Fully 35% of all teen girls have had to block or unfriend someone who was flirting in a way that made them uncomfortable, double the 16% of boys who have taken this step. ‘I don’t know you.’ I’m like, ‘Why are you talking to me? Girls are far more likely than boys to wait for the person they’re interested in to initiate contact.
Notably, this phenomenon is not just limited to older girls who might have greater exposure to dating and relationships. Nearly half of girls (47%) say they usually wait for someone they are interested in dating to ask them out first, compared with just 6% of boys.
For teens who meet romantic partners online, it is common for those relationships to never actually progress to the point of a physical meeting. Given the number of years today’s teens have been using social media and the volume of content posted to social media profiles, potential suitors have access to a motherlode of material on their crush.

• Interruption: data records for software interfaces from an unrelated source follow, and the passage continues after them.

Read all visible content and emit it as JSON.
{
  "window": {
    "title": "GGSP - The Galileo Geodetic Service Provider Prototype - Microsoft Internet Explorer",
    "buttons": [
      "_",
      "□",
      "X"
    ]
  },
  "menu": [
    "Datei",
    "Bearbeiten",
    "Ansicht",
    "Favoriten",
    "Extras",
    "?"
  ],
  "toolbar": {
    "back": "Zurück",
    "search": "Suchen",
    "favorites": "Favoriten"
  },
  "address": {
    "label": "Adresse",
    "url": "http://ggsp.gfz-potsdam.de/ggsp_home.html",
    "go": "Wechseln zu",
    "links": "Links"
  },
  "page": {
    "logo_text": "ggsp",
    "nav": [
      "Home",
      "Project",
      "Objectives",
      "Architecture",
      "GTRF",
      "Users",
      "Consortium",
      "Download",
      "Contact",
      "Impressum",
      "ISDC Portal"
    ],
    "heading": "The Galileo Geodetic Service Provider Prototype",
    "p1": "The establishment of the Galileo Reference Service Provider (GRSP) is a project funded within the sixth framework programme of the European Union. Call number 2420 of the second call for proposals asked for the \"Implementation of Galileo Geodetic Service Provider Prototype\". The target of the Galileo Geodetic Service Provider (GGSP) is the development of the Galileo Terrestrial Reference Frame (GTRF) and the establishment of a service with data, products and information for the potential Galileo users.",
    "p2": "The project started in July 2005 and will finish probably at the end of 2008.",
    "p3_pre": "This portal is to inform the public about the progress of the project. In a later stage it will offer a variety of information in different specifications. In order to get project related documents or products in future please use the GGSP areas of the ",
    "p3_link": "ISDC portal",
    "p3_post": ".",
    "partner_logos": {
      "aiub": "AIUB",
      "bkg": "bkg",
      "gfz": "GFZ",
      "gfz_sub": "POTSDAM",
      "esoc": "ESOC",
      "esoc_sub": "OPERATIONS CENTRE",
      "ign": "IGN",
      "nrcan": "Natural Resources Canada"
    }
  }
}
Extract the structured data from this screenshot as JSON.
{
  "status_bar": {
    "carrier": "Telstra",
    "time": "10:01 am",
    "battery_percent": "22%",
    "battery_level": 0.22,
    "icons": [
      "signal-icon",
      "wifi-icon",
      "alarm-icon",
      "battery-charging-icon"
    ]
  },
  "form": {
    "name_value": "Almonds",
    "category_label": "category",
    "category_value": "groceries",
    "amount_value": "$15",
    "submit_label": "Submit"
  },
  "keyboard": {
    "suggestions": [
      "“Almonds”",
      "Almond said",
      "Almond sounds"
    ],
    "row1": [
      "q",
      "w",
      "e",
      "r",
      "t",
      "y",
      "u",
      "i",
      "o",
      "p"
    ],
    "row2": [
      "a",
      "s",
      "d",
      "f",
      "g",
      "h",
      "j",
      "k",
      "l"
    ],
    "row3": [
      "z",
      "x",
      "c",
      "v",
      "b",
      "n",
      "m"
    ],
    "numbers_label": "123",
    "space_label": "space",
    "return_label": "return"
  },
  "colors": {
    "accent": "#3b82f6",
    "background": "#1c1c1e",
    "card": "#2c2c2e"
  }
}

One high school girl explained: “A little bit more bold over text, because you wouldn’t say certain things in person. you just wouldn’t say certain things in, like, talking face to face with them because that might be kind of awkward. Cause they’re not really there.” Many teens use social media as a venue to flirt and interact with potential romantic partners, but for those on the receiving end of those advances, social media flirting can often turn in a much less desirable direction. Some 52% of teens say if they wanted to ask someone out on a date, they would usually do that in person.Facebook was mentioned 46 times in the open-ended responses to this question, while the second-most popular (Instagram) was cited only eight times. I still talk to her, but we’re not together.” And for some teens, online relationships, like offline ones, can be uncomfortable and devolve into creepy situations. Older teens ages 15 to 17 are more likely than younger teens to search for information online about current or prospective romantic partners, with 35% of older teens searching, while 16% of younger teens do so.Twitter, Kik and online gaming also were mentioned in a small number of responses, as were a range of other social media, video and chat sites (Hot or Not, IMVU, My Space, Omegle, Meet Me and Snap Chat each were mentioned once in these responses). One high school girl related the experience of one of her friends: High School Girl: “She met this guy through Facebook and … But he said he lived in Florida and then last weekend, she got a ring in the mail from him. Similarly, older teens are more likely than younger ones to search for information online about a past romantic partner – while 17% of 15- to 17-year-olds have searched for information about someone they dated or hooked up with in the past, just 7% of all 13- to 14-year-olds have done so.Other ways in which teens let someone know that they are attracted to them include sharing something funny or interesting with them online (46%), sending them flirtatious messages (31%), making them a music playlist (11%), sending flirty or sexy pictures or videos of themselves (10%) and making a video for them (7%).Certain types of flirting behavior are relatively common among teens who have never dated before; others are almost entirely the purview of those with past experience in romantic relationships.
Overall, 4% of all teens ages 13 to 14 have dated someone they met online, compared with 11% of all teens ages 15 to 17. A little more than one quarter (28%) of teens have searched for information online about someone they were currently dating or interested in.